▶ ACTIVITY: Return all lines from the entries below in which the word "qayerda" is present.

[Items from an interface collection]
:::::

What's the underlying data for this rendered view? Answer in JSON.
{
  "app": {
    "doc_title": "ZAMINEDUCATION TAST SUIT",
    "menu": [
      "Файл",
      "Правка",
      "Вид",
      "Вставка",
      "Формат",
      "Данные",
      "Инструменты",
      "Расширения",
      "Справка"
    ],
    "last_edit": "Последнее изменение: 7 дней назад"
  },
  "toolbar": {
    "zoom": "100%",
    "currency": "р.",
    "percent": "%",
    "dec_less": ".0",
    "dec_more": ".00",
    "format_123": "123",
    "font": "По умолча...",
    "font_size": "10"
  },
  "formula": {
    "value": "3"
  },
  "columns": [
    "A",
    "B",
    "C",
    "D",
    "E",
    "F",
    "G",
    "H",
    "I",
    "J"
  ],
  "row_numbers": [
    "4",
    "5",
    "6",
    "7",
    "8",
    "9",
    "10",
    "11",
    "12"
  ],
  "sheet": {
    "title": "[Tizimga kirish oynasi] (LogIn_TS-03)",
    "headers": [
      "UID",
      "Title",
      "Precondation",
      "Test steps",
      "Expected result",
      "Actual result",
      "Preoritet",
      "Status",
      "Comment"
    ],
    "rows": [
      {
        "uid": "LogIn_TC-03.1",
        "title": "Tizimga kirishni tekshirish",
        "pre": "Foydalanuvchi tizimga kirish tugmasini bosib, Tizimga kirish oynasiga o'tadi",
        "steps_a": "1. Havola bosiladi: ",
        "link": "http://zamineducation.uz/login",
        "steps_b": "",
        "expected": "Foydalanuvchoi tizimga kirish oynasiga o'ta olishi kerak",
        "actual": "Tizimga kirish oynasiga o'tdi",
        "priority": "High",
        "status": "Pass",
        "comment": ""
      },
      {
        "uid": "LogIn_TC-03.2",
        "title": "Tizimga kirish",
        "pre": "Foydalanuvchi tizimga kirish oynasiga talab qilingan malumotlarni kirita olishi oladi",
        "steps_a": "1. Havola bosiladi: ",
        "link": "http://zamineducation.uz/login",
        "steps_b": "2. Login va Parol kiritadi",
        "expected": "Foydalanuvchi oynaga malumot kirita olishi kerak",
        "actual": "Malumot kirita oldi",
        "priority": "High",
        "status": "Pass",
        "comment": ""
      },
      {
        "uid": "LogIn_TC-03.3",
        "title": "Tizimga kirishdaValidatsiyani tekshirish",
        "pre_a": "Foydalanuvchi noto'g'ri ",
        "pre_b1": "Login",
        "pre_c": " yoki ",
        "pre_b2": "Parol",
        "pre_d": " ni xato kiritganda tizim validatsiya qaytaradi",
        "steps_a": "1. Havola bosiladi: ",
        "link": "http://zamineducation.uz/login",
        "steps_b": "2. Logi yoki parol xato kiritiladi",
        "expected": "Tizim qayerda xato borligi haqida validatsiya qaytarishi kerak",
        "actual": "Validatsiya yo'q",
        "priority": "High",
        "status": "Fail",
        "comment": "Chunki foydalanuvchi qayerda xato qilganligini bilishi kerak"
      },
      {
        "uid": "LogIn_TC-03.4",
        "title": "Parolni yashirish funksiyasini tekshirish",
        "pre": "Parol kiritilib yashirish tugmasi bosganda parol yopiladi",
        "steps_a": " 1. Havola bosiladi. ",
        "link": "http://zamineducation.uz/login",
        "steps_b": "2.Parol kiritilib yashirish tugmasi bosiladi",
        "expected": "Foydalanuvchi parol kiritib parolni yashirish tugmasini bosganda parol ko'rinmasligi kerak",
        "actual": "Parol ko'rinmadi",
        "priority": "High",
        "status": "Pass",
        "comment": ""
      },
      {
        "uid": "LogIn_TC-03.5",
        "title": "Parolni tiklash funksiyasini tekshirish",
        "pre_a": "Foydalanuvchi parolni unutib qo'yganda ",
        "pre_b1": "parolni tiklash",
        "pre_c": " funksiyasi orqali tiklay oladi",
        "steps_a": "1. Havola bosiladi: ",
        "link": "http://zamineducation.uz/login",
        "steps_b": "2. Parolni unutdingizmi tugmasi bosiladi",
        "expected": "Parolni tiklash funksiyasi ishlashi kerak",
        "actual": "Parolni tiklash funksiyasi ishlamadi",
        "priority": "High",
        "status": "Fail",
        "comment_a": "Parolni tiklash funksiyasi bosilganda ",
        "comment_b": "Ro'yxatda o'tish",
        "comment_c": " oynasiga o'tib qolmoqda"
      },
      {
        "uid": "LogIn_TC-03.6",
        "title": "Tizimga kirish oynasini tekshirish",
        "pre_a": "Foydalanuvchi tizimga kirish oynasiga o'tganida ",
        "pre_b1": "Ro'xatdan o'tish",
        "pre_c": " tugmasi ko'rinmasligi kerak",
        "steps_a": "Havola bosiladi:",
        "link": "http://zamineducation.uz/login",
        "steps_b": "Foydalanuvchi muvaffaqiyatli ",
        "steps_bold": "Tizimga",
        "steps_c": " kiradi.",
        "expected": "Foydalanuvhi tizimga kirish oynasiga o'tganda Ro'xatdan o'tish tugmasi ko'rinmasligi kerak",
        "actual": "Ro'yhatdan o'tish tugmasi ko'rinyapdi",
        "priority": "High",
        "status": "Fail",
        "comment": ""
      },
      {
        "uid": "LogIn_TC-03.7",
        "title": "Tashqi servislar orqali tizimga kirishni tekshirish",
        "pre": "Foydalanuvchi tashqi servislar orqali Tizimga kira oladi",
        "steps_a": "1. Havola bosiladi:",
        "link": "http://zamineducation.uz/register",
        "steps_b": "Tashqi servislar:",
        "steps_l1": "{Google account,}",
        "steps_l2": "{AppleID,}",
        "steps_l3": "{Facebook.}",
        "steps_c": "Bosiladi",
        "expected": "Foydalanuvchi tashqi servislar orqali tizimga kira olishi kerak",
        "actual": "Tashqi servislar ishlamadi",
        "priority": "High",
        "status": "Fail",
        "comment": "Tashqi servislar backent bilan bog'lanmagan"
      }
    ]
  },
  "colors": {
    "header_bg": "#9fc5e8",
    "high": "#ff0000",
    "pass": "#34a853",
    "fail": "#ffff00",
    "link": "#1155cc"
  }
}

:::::

▶ WRITTEN RESPONSE:
        "expected": "Tizim qayerda xato borligi haqida validatsiya qaytarishi kerak",
        "comment": "Chunki foydalanuvchi qayerda xato qilganligini bilishi kerak"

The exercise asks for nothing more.